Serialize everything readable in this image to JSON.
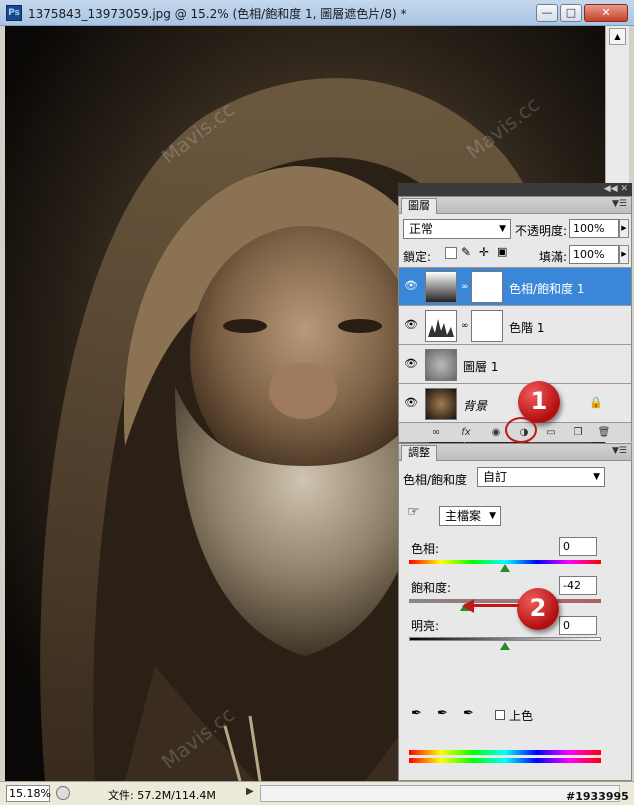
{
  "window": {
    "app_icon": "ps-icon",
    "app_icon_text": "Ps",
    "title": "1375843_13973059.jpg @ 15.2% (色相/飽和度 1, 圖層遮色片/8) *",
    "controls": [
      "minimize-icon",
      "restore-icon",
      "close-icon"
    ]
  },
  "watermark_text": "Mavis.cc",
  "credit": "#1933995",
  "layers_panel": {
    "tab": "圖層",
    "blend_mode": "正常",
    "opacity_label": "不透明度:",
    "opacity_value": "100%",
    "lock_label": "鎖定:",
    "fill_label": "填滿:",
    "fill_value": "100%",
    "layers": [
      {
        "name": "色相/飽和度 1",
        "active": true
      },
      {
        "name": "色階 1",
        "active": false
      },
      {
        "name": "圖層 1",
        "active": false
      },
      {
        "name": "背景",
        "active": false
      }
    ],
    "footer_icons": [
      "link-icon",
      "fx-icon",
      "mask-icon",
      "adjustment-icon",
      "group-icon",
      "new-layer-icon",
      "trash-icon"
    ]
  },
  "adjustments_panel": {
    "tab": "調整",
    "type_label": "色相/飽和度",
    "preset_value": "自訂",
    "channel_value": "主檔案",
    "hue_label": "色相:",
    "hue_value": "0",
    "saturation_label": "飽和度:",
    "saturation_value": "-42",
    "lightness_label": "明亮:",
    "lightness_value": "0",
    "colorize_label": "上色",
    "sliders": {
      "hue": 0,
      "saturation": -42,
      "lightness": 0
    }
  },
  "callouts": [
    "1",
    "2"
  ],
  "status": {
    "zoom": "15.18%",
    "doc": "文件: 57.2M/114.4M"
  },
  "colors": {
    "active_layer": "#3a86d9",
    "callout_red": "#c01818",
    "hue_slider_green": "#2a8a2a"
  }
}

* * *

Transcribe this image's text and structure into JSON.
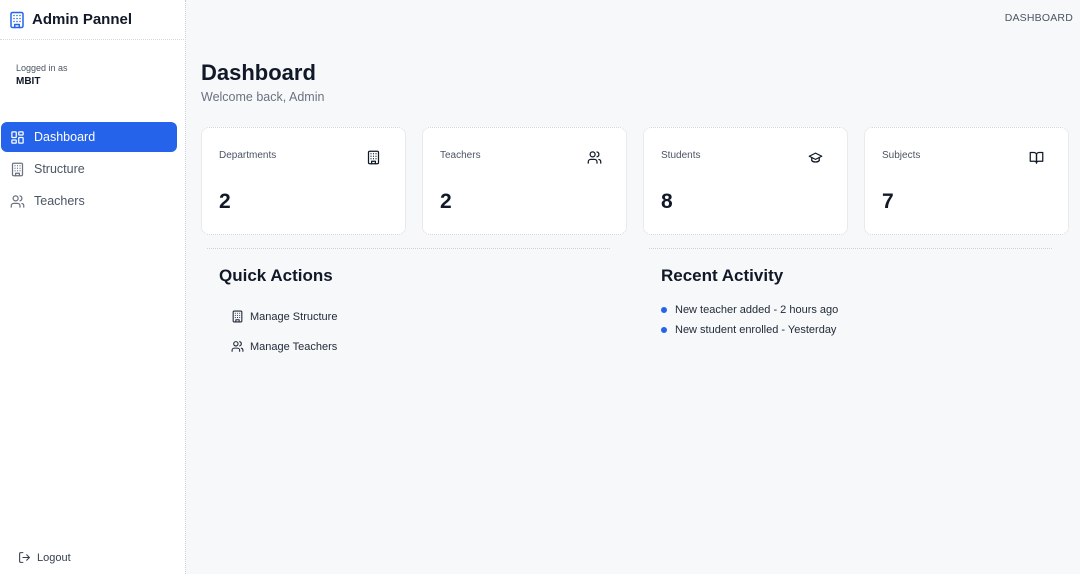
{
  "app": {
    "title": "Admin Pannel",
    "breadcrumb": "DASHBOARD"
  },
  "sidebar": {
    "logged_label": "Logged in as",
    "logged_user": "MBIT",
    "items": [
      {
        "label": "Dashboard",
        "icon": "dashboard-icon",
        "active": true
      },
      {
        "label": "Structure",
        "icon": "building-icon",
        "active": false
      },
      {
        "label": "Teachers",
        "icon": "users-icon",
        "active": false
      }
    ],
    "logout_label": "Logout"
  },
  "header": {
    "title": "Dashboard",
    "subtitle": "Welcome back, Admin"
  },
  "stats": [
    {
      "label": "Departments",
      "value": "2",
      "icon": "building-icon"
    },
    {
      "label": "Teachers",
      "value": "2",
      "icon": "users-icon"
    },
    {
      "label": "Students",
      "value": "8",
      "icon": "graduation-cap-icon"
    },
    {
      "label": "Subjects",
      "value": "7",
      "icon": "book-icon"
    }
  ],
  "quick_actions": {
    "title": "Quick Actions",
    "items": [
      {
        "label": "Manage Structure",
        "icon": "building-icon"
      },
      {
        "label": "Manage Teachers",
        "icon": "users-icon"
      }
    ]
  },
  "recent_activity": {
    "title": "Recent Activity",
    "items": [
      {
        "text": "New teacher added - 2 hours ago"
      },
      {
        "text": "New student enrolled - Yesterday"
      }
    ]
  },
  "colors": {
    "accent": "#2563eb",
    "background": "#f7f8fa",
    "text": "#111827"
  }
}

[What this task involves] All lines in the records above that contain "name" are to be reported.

[Result of this task]
        "name": "色相/飽和度 1",
        "name": "色階 1",
        "name": "圖層 1",
        "name": "背景",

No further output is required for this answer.